Historical talk centers around chocolate
By Max Lonzanida
Chocolate, powdered drink mix, spruce beer and rum took center stage at an engaging historical presentation at the U.S. Army Transportation Museum at Joint Base Langley-Eustis on Feb. 27.
An audience of nearly 50 gathered in the museum’s regimental room to hear Correy Twilley, director and curator of the U.S. Army’s Quartermaster Museum at Fort Lee, speak — and of course sample some rum and chocolate.
Twilley started the conversation by clarifying his role as a curator, pointing out that “if you look around this room, every single thing that you lay your eyes on will turn back into dirt; it’s my job to make sure that takes as long as possible.” This clever ice breaker set the tone to an engaging evening.
He pointed out that Congress established the U.S. Army ration in 1775, and ironically, one of the first things they did to save money was eliminate fruits and vegetables — not a good nutritional move, as many in the audience noted. Spruce beer, in its alcoholic format, appeared in rations shortly thereafter as a means of providing liquid.
The next segment of the presentation did include rum. Pusser’s Rum, that is — and yes, there were shot-glass-size samples. It’s commonly available at many Virginia ABC stores, but what many didn’t know is that military rations switched from spruce beer to rum as a preferred liquid in 1821.
Pusser’s Rum has been manufacturing the same recipe since 1655 for the British Navy, and the early quartermasters at the time deemed it worthy to include in military rations. It wasn’t until 1970 that Pusser’s Rum became available for purchase to civilians. The bottles that were opened for sampling did not go to waste, as a few in the audience asked for additional samples just to confirm what their taste buds already knew.
President Andrew Jackson issued an executive order sobering up military rations at the time and replaced alcohol with coffee. At the time, quartermasters were roasting more than 400,000 pounds of coffee daily and shipping them to the field. By the time World War II rolled around, roasted coffee appeared as water soluble coffee, and American servicemembers consumed some 258 million pounds of it during the conflict. Bouillon was also introduced at the time in rations and became the second-favored hot drink next to coffee. Synthetic beverage powder emerged during the time as well, morphing its way with sugar additives as Kool-Aid in the civilian market after the war.
Coca-Cola emerged during World War II as a huge morale booster, partly because of a decision to allow servicemembers to purchase bottles of it for five cents wherever they were in the world, even in the jungles and islands of the Pacific theater.
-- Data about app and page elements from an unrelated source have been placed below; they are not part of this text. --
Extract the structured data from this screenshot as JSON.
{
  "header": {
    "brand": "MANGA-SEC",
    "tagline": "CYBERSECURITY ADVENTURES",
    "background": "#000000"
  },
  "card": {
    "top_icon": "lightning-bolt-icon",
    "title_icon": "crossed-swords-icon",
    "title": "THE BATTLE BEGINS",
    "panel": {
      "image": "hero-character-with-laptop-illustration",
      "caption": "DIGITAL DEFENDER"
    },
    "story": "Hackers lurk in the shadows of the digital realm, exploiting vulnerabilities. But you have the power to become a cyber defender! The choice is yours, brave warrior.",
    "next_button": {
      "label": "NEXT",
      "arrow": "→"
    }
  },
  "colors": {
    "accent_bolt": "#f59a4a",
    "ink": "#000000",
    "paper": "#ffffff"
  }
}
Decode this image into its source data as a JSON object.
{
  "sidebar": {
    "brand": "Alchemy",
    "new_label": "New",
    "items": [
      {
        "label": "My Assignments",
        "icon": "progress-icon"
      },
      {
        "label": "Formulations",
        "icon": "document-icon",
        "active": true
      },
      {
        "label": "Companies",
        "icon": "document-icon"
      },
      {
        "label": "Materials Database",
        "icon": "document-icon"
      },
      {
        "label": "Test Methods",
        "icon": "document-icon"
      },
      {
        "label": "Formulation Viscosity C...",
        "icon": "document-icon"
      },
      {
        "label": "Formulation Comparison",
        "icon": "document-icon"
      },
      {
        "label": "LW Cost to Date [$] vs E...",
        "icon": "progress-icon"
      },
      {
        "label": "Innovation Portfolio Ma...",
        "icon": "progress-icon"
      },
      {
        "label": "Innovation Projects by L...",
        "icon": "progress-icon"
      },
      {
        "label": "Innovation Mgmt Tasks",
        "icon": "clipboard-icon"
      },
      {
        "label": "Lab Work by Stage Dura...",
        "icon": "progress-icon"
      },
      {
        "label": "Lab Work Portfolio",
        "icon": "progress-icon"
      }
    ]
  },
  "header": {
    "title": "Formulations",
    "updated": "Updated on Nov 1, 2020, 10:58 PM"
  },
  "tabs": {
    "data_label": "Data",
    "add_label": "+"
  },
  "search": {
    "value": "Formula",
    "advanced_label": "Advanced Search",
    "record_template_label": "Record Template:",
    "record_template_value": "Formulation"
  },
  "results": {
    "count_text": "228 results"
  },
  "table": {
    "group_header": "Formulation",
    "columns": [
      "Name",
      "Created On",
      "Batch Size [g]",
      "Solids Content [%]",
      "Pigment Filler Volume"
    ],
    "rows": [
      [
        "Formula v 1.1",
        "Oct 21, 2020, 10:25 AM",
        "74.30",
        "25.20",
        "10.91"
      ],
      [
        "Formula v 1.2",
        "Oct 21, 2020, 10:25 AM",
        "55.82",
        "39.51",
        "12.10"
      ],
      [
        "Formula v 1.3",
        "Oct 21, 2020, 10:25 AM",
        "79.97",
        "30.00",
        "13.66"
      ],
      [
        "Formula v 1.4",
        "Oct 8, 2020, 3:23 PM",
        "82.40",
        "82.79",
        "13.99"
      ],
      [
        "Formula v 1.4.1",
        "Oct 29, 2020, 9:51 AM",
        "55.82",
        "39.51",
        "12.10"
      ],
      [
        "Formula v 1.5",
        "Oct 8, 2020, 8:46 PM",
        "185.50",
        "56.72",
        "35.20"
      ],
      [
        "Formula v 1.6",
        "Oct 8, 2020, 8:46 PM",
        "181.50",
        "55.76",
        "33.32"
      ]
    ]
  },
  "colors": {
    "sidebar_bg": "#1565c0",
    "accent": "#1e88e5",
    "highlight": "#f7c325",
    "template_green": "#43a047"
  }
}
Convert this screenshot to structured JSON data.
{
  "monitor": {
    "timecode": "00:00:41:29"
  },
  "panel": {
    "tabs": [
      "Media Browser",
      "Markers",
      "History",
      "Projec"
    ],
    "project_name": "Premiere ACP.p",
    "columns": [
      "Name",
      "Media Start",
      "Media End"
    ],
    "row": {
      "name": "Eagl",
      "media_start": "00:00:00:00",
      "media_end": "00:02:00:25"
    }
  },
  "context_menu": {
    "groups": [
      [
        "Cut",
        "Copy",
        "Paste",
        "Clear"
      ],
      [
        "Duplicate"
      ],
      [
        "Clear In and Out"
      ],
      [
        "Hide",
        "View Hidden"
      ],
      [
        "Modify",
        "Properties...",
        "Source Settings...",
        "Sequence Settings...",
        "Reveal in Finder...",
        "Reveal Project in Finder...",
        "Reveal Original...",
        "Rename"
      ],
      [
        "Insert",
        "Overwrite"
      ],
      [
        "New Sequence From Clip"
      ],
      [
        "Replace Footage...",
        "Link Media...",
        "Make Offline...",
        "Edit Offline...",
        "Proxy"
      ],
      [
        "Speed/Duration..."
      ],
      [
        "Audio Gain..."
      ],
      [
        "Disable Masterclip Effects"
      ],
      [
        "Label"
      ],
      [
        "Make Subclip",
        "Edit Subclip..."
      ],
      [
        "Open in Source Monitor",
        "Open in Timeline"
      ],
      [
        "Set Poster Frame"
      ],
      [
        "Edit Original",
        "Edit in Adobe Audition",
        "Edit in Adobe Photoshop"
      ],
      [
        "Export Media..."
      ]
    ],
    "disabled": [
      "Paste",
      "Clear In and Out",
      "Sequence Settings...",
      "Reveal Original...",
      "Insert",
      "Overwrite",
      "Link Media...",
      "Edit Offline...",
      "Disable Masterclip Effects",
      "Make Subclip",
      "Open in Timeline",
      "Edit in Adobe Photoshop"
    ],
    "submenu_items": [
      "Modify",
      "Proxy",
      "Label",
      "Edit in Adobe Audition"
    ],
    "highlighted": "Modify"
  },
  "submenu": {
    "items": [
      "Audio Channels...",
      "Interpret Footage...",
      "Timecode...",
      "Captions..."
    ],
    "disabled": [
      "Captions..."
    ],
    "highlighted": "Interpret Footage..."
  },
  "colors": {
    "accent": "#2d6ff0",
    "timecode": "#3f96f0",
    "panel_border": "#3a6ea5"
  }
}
Someone in the audience inquired if cocaine (yes, the narcotic type and whose trafficking led to the Netflix TV Show Marcos and Narcos Mexico) was still an ingredient in Coca-Cola distributed to service members. This was not the case, which led to more chuckles from the audience.
Chuckles turned into tantalized taste buds, as the presentation shifted to chocolate. In fact, according to Twilley, during World War II, the U.S. consumed more chocolate than any other country. The problem was that it melted very quickly at a low temperature, hence the expertise of the Hershey company, among others. Hershey developed a recipe that included stabilizers, which is the reason why your chocolate bar, to this day, does not melt the minute you pick it up. To the delight of many, the presentation ended with a few samplings of store-bought chocolate, military chocolates, and of course the last bit of Pusser’s Rum.